Dan, I are not saying that market timing can't be done. I are saying that it can't be done consistently. As John Bogle has said in his 50 plus years on wall street he doesn't know anyone who knows of anyone who has done it consistently.Here is the quote Jeff refers to.
The idea that a bell rings to signal when investors should get into or out of the stock market is simply not credible. After nearly fifty years in this business, I do not know of anybody who has done it successfully and consistently. I don't even know anybody who knows anybody who has done it successfully and consistently. Yet market timing appears to be increasingly embraced by mutual fund investors and the professional managers of fund portfolios alike.I replied:
[John C. Bogle in Common Sense on Mutual Funds: , pg 20]
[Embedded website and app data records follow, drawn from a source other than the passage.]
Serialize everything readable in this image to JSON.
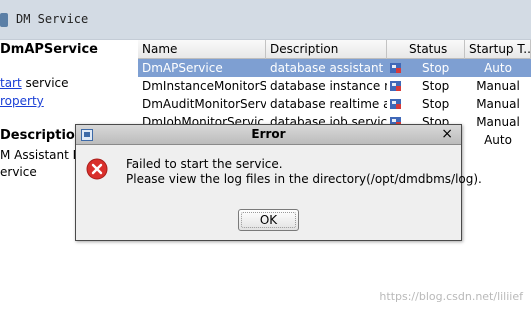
{
  "window": {
    "title": "DM Service"
  },
  "left_panel": {
    "service_name": "DmAPService",
    "links": [
      {
        "link": "tart",
        "suffix": " service"
      },
      {
        "link": "roperty",
        "suffix": ""
      }
    ],
    "description_label": "Description:",
    "description_lines": [
      "M Assistant P",
      "ervice"
    ]
  },
  "table": {
    "columns": [
      "Name",
      "Description",
      "Status",
      "Startup T..."
    ],
    "rows": [
      {
        "name": "DmAPService",
        "description": "database assistant p...",
        "status": "Stop",
        "startup": "Auto",
        "selected": true
      },
      {
        "name": "DmInstanceMonitorSe...",
        "description": "database instance m...",
        "status": "Stop",
        "startup": "Manual",
        "selected": false
      },
      {
        "name": "DmAuditMonitorServi...",
        "description": "database realtime a...",
        "status": "Stop",
        "startup": "Manual",
        "selected": false
      },
      {
        "name": "DmJobMonitorServic...",
        "description": "database job service...",
        "status": "Stop",
        "startup": "Manual",
        "selected": false
      },
      {
        "name": "",
        "description": "",
        "status": "",
        "startup": "Auto",
        "selected": false
      }
    ]
  },
  "dialog": {
    "title": "Error",
    "close_glyph": "×",
    "message_line1": "Failed to start the service.",
    "message_line2": "Please view the log files in the directory(/opt/dmdbms/log).",
    "ok_label": "OK"
  },
  "watermark": "https://blog.csdn.net/liliief",
  "colors": {
    "selection": "#7e9fd2",
    "link": "#1a3fd6",
    "error_icon": "#d9302c",
    "titlebar": "#d3dbe4"
  },
  "icons": {
    "status": "service-status-icon",
    "error": "error-icon",
    "dialog": "window-icon"
  }
}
I wonder if Jack would modify that now that we know Warren Buffett kept his "personal funds" in US Treasuries from the late 1990s until the market fell to the 800s. Stocks were flat over that period (with dividends) while his treasuries probably gained over 50%. Unlike Brinker, Mr Buffett missed the internet/telecom and housing bubbles while sitting safely in US Treasuries.
I now believe a very select few can time the market and have done so with impressive results but Bob Brinker is not on that list. (Note, I have not said the evidence is strong enough to convince me to attempt timing with more than about 5% of my total portfolio... but never say never!)
BTW, Sy Harding's STS has had some impressive results also. Out around 1400 and in at 939 while Brinker was fully invested... wow!
See Sy Harding's MACD Seasonal Buy Signal for details and a chart.
This is how I look at attempts to time the stock market:
”....there are confident ones; they move from ninety-ten (90:10) in stocks-bonds to five-ninety-five (5:95) in stocks-bonds. That implies a degree of self-confidence bordering on hubris and self-deception. Over the decades, when both groups...have equal limited (!) ability to "time," the cautious chaps who alternate between sixty-five-thirty-five in stocks-bonds (63:35) and sixty-forty (60:40) are likely to end up with a superior risk-corrected total return score.”Due to my age, I like 70:30 (equities:fixed income) with a 5% variation. Your mileage will vary.
[Paul Samuelson, "Journal of Portfolio Management," Fall 1994]